Breast Cancer Risk Factors
Most women who develop breast cancer have no identifiable risk factors other than their gender. The condition is 100 times more common in women. The growth of breast cancer tumors is often affected by the presence of estrogen and progesterone. The following risk factors result from exposure to these hormones:
- Age (over age 50)
- First pregnancy after age 30
- Long-term synthetic hormone replacement therapy (HRT)
- Menstruation before age 12
- Menopause after age 50
- Nulliparity (never gave birth)
Other risk factors include the following:
- Alcohol use (Women who have 2 to 5 drinks daily have about 1.5 times the risk of women who do not consume alcohol.)
- Family history of the disease (mother or sister with premenopausal breast cancer)
- Genetic link

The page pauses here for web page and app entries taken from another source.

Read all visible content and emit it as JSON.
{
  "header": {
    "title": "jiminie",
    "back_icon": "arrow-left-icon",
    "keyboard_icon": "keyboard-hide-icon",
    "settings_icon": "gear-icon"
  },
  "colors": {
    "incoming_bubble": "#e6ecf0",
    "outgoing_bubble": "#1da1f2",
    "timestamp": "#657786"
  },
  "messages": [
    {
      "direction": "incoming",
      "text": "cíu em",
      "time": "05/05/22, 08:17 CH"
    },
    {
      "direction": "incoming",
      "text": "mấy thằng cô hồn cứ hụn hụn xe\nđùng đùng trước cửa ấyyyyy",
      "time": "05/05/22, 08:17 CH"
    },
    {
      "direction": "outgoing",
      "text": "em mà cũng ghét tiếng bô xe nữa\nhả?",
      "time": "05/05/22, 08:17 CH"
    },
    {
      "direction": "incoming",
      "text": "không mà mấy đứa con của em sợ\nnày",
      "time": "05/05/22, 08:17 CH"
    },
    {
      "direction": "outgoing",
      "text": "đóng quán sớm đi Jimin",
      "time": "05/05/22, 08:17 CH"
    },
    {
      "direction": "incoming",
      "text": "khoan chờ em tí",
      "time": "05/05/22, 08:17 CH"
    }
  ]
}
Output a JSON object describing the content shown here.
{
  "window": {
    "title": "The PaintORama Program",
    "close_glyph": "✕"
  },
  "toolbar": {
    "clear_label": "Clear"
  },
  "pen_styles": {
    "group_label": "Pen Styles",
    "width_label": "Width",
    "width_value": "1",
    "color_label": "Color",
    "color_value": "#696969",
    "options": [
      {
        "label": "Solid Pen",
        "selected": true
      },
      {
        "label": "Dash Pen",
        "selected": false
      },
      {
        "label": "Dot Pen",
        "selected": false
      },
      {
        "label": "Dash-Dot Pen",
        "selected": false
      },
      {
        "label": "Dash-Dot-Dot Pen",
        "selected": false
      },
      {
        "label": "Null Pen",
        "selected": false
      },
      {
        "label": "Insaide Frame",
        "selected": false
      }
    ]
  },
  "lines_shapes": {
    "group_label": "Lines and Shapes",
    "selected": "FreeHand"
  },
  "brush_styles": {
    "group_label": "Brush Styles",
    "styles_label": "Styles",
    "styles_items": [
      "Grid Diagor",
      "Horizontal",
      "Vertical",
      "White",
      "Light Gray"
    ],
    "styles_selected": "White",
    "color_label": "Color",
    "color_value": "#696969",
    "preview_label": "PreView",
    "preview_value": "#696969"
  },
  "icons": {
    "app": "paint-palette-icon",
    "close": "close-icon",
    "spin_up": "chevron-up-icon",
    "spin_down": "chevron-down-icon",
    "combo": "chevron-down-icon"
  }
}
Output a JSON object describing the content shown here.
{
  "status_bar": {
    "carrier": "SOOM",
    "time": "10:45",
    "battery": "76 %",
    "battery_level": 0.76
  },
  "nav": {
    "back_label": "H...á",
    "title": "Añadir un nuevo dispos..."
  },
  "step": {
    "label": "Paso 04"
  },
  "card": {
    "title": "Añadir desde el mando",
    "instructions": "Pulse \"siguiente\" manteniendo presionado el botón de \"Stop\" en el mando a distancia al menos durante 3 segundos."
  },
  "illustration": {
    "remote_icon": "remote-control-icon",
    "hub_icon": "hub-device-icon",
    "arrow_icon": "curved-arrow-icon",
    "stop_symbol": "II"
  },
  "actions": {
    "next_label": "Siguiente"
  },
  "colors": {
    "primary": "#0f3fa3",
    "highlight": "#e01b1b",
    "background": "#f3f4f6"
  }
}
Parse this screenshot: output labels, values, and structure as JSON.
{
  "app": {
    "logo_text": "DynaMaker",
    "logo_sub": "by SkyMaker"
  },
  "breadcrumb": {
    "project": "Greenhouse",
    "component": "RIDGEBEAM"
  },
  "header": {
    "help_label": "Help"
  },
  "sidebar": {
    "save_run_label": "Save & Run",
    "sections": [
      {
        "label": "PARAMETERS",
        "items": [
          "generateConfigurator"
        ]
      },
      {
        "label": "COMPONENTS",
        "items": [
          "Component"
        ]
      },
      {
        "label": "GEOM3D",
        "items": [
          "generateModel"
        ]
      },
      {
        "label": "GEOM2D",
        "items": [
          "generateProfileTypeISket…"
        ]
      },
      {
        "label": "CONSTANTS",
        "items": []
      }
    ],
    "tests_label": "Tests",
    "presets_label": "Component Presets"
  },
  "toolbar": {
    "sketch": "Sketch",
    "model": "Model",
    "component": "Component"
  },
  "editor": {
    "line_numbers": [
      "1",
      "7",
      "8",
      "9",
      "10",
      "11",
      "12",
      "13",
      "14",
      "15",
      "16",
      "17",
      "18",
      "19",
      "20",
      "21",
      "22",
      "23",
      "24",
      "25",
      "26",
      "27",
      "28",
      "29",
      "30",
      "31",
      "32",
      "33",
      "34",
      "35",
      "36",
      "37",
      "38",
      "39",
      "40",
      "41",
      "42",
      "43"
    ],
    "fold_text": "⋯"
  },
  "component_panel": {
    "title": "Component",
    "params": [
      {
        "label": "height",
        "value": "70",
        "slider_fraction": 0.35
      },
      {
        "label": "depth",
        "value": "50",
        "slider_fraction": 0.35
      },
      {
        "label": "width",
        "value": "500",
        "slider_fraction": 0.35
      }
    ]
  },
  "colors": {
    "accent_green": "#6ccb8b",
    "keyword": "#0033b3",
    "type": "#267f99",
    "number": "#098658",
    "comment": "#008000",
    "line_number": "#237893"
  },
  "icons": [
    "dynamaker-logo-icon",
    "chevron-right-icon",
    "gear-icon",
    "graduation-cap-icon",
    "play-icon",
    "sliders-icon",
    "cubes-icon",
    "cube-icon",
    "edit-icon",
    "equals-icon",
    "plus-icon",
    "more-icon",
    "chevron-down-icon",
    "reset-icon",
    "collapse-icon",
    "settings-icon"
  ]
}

- History of breast biopsy or radiation to the chest
- Personal history of the disease - women with a history of breast cancer are 3 to 4 times more likely to have a recurrence
- Race (slightly more common in Caucasians)
- Sedentary lifestyle
Recent studies have shown that breast cancer may be more aggressive (i.e., more likely to spread or recur) in women who are overweight or obese.
Approximately 5 percent of breast cancer cases have a genetic link that results from an inherited mutation in genes identified as BRCA1 and BRCA2. Patients who inherit an altered BRCA1 or BRCA2 gene have an increased risk for developing premenopausal breast cancer and are more likely to have family members with the condition. In August 2014, a study showed that women with a mutation in a gene called PALB2 have a one in three chance of developing breast cancer by the age of 70. Patients concerned about the genetic risk for breast cancer should speak to their health care practitioner about genetic testing.
Studies have shown that higher breast density increases the risk for breast cancer. Breast density is a term used term used to describe the composition of breast tissue (e.g., glandular tissue, connective tissue, fat tissue). Dense breast tissue appears white in mammograms.
Breast density, which is not related to breast size, is affected by several factors, including heredity, age, and race. The amount of dense breast tissue usually decreases after menopause. Women who continue to have high breast density following menopause are at increased risk for breast cancer.